[Action item]: If a line in the following entries holds the string "Note", include it in the tally. State the total and nothing further.

[Stored data]:
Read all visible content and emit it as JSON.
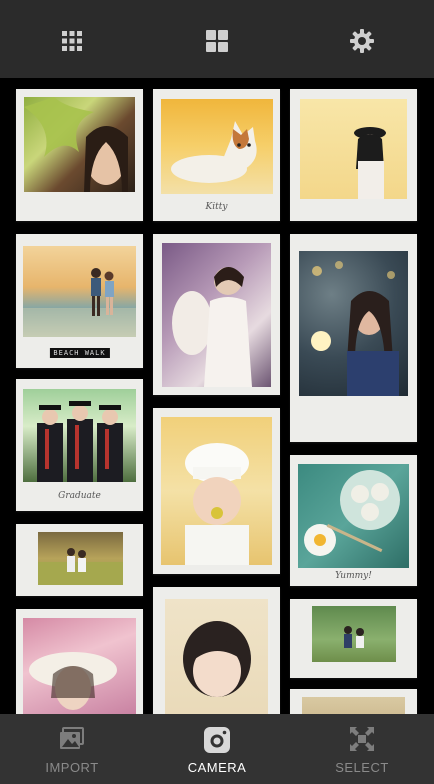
{
  "topbar": {
    "icons": [
      "apps-grid-icon",
      "collage-layout-icon",
      "settings-gear-icon"
    ]
  },
  "captions": {
    "kitty": "Kitty",
    "beach_walk": "BEACH WALK",
    "graduation": "Graduate",
    "food": "Yummy!"
  },
  "bottombar": {
    "import_label": "IMPORT",
    "camera_label": "CAMERA",
    "select_label": "SELECT"
  },
  "colors": {
    "topbar_bg": "#2b2b2b",
    "bottombar_bg": "#333333",
    "active_label": "#ffffff",
    "inactive_label": "#8a8a8a",
    "frame": "#ededea"
  }
}
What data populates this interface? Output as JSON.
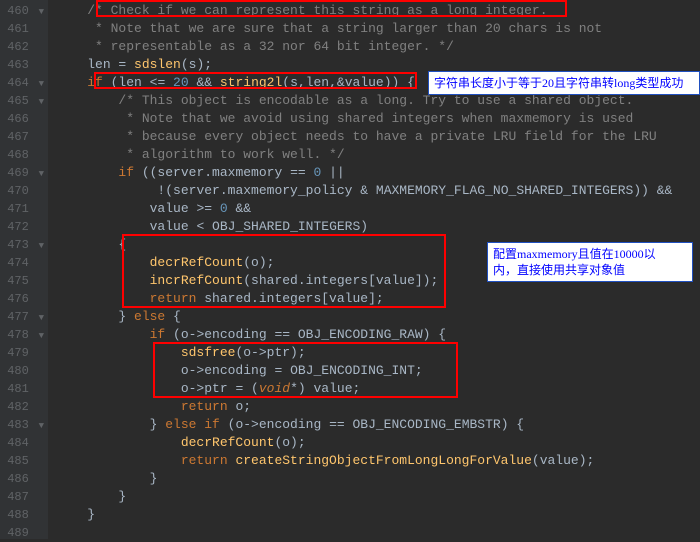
{
  "gutter": {
    "lines": [
      {
        "num": "460",
        "fold": "▼"
      },
      {
        "num": "461",
        "fold": ""
      },
      {
        "num": "462",
        "fold": ""
      },
      {
        "num": "463",
        "fold": ""
      },
      {
        "num": "464",
        "fold": "▼"
      },
      {
        "num": "465",
        "fold": "▼"
      },
      {
        "num": "466",
        "fold": ""
      },
      {
        "num": "467",
        "fold": ""
      },
      {
        "num": "468",
        "fold": ""
      },
      {
        "num": "469",
        "fold": "▼"
      },
      {
        "num": "470",
        "fold": ""
      },
      {
        "num": "471",
        "fold": ""
      },
      {
        "num": "472",
        "fold": ""
      },
      {
        "num": "473",
        "fold": "▼"
      },
      {
        "num": "474",
        "fold": ""
      },
      {
        "num": "475",
        "fold": ""
      },
      {
        "num": "476",
        "fold": ""
      },
      {
        "num": "477",
        "fold": "▼"
      },
      {
        "num": "478",
        "fold": "▼"
      },
      {
        "num": "479",
        "fold": ""
      },
      {
        "num": "480",
        "fold": ""
      },
      {
        "num": "481",
        "fold": ""
      },
      {
        "num": "482",
        "fold": ""
      },
      {
        "num": "483",
        "fold": "▼"
      },
      {
        "num": "484",
        "fold": ""
      },
      {
        "num": "485",
        "fold": ""
      },
      {
        "num": "486",
        "fold": ""
      },
      {
        "num": "487",
        "fold": ""
      },
      {
        "num": "488",
        "fold": ""
      },
      {
        "num": "489",
        "fold": ""
      }
    ]
  },
  "code": {
    "l460_c1": "/* Check if we can represent this string as a long integer.",
    "l461_c1": " * Note that we are sure that a string larger than 20 chars is not",
    "l462_c1": " * representable as a 32 nor 64 bit integer. */",
    "l463_id1": "len",
    "l463_op1": " = ",
    "l463_fn1": "sdslen",
    "l463_id2": "(s);",
    "l464_kw1": "if",
    "l464_id1": " (len ",
    "l464_op1": "<=",
    "l464_num1": " 20 ",
    "l464_op2": "&&",
    "l464_fn1": " string2l",
    "l464_id2": "(s,len,",
    "l464_op3": "&",
    "l464_id3": "value)) {",
    "l465_c1": "/* This object is encodable as a long. Try to use a shared object.",
    "l466_c1": " * Note that we avoid using shared integers when maxmemory is used",
    "l467_c1": " * because every object needs to have a private LRU field for the LRU",
    "l468_c1": " * algorithm to work well. */",
    "l469_kw1": "if",
    "l469_id1": " ((server.maxmemory",
    "l469_op1": " == ",
    "l469_num1": "0",
    "l469_op2": " ||",
    "l470_op1": "!",
    "l470_id1": "(server.maxmemory_policy ",
    "l470_op2": "&",
    "l470_id2": " MAXMEMORY_FLAG_NO_SHARED_INTEGERS)) ",
    "l470_op3": "&&",
    "l471_id1": "value ",
    "l471_op1": ">=",
    "l471_num1": " 0 ",
    "l471_op2": "&&",
    "l472_id1": "value ",
    "l472_op1": "<",
    "l472_id2": " OBJ_SHARED_INTEGERS)",
    "l473_id1": "{",
    "l474_fn1": "decrRefCount",
    "l474_id1": "(o);",
    "l475_fn1": "incrRefCount",
    "l475_id1": "(shared.integers[value]);",
    "l476_kw1": "return",
    "l476_id1": " shared.integers[value];",
    "l477_id1": "} ",
    "l477_kw1": "else",
    "l477_id2": " {",
    "l478_kw1": "if",
    "l478_id1": " (o->encoding ",
    "l478_op1": "==",
    "l478_id2": " OBJ_ENCODING_RAW) {",
    "l479_fn1": "sdsfree",
    "l479_id1": "(o->ptr);",
    "l480_id1": "o->encoding ",
    "l480_op1": "=",
    "l480_id2": " OBJ_ENCODING_INT;",
    "l481_id1": "o->ptr ",
    "l481_op1": "=",
    "l481_id2": " (",
    "l481_ty1": "void",
    "l481_op2": "*",
    "l481_id3": ") value;",
    "l482_kw1": "return",
    "l482_id1": " o;",
    "l483_id1": "} ",
    "l483_kw1": "else if",
    "l483_id2": " (o->encoding ",
    "l483_op1": "==",
    "l483_id3": " OBJ_ENCODING_EMBSTR) {",
    "l484_fn1": "decrRefCount",
    "l484_id1": "(o);",
    "l485_kw1": "return",
    "l485_fn1": " createStringObjectFromLongLongForValue",
    "l485_id1": "(value);",
    "l486_id1": "}",
    "l487_id1": "}",
    "l488_id1": "}"
  },
  "annotations": {
    "a1": "字符串长度小于等于20且字符串转long类型成功",
    "a2_line1": "配置maxmemory且值在10000以",
    "a2_line2": "内，直接使用共享对象值"
  }
}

[Written answer]: 2